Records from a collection
● ● ● ●

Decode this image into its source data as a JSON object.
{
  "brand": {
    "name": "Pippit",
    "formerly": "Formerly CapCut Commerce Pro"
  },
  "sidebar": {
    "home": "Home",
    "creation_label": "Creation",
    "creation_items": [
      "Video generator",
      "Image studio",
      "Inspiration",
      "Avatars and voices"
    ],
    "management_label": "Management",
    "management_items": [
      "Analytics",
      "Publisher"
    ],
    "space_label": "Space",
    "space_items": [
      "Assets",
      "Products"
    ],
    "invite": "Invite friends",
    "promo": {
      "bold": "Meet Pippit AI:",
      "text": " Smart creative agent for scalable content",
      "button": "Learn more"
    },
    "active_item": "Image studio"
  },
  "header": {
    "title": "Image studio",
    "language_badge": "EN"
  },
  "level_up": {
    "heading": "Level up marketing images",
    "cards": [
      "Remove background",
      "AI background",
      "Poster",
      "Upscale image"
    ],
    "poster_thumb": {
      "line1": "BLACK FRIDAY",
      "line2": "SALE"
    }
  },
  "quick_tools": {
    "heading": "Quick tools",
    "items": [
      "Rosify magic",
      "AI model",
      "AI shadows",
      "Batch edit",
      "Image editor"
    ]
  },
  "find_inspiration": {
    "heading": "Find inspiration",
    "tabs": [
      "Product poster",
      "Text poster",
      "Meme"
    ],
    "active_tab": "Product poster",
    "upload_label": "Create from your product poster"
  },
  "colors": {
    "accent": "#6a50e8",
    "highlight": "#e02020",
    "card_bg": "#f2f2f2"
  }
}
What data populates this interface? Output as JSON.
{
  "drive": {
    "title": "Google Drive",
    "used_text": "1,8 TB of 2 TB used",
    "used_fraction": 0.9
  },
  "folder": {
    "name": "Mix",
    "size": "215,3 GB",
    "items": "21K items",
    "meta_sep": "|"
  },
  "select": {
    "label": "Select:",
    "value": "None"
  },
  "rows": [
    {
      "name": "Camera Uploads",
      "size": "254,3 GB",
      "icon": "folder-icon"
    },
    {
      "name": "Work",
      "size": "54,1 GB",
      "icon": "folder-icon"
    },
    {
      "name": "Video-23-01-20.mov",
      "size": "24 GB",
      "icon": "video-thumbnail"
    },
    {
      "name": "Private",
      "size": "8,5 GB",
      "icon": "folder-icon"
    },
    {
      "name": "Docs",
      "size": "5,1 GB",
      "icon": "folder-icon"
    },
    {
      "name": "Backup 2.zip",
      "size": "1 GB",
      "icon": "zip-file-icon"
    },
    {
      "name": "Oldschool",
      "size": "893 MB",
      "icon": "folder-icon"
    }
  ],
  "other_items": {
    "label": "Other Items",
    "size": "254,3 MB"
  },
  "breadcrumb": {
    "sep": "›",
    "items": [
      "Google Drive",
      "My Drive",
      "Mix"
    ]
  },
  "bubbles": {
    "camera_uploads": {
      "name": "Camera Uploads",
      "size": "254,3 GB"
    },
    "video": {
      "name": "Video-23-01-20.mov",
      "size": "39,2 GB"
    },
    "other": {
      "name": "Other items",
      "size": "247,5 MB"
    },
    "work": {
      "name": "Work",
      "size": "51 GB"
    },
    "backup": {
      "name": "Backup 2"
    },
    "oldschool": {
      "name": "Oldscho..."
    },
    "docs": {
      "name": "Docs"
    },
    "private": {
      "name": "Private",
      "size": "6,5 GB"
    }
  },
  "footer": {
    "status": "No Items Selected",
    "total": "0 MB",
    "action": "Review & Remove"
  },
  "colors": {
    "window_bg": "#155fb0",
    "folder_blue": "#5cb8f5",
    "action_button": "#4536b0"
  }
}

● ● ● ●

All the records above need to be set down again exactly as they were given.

Decode this image into its source data as a JSON object.
{
  "brand": {
    "name": "Pippit",
    "formerly": "Formerly CapCut Commerce Pro"
  },
  "sidebar": {
    "home": "Home",
    "creation_label": "Creation",
    "creation_items": [
      "Video generator",
      "Image studio",
      "Inspiration",
      "Avatars and voices"
    ],
    "management_label": "Management",
    "management_items": [
      "Analytics",
      "Publisher"
    ],
    "space_label": "Space",
    "space_items": [
      "Assets",
      "Products"
    ],
    "invite": "Invite friends",
    "promo": {
      "bold": "Meet Pippit AI:",
      "text": " Smart creative agent for scalable content",
      "button": "Learn more"
    },
    "active_item": "Image studio"
  },
  "header": {
    "title": "Image studio",
    "language_badge": "EN"
  },
  "level_up": {
    "heading": "Level up marketing images",
    "cards": [
      "Remove background",
      "AI background",
      "Poster",
      "Upscale image"
    ],
    "poster_thumb": {
      "line1": "BLACK FRIDAY",
      "line2": "SALE"
    }
  },
  "quick_tools": {
    "heading": "Quick tools",
    "items": [
      "Rosify magic",
      "AI model",
      "AI shadows",
      "Batch edit",
      "Image editor"
    ]
  },
  "find_inspiration": {
    "heading": "Find inspiration",
    "tabs": [
      "Product poster",
      "Text poster",
      "Meme"
    ],
    "active_tab": "Product poster",
    "upload_label": "Create from your product poster"
  },
  "colors": {
    "accent": "#6a50e8",
    "highlight": "#e02020",
    "card_bg": "#f2f2f2"
  }
}
What data populates this interface? Output as JSON.
{
  "drive": {
    "title": "Google Drive",
    "used_text": "1,8 TB of 2 TB used",
    "used_fraction": 0.9
  },
  "folder": {
    "name": "Mix",
    "size": "215,3 GB",
    "items": "21K items",
    "meta_sep": "|"
  },
  "select": {
    "label": "Select:",
    "value": "None"
  },
  "rows": [
    {
      "name": "Camera Uploads",
      "size": "254,3 GB",
      "icon": "folder-icon"
    },
    {
      "name": "Work",
      "size": "54,1 GB",
      "icon": "folder-icon"
    },
    {
      "name": "Video-23-01-20.mov",
      "size": "24 GB",
      "icon": "video-thumbnail"
    },
    {
      "name": "Private",
      "size": "8,5 GB",
      "icon": "folder-icon"
    },
    {
      "name": "Docs",
      "size": "5,1 GB",
      "icon": "folder-icon"
    },
    {
      "name": "Backup 2.zip",
      "size": "1 GB",
      "icon": "zip-file-icon"
    },
    {
      "name": "Oldschool",
      "size": "893 MB",
      "icon": "folder-icon"
    }
  ],
  "other_items": {
    "label": "Other Items",
    "size": "254,3 MB"
  },
  "breadcrumb": {
    "sep": "›",
    "items": [
      "Google Drive",
      "My Drive",
      "Mix"
    ]
  },
  "bubbles": {
    "camera_uploads": {
      "name": "Camera Uploads",
      "size": "254,3 GB"
    },
    "video": {
      "name": "Video-23-01-20.mov",
      "size": "39,2 GB"
    },
    "other": {
      "name": "Other items",
      "size": "247,5 MB"
    },
    "work": {
      "name": "Work",
      "size": "51 GB"
    },
    "backup": {
      "name": "Backup 2"
    },
    "oldschool": {
      "name": "Oldscho..."
    },
    "docs": {
      "name": "Docs"
    },
    "private": {
      "name": "Private",
      "size": "6,5 GB"
    }
  },
  "footer": {
    "status": "No Items Selected",
    "total": "0 MB",
    "action": "Review & Remove"
  },
  "colors": {
    "window_bg": "#155fb0",
    "folder_blue": "#5cb8f5",
    "action_button": "#4536b0"
  }
}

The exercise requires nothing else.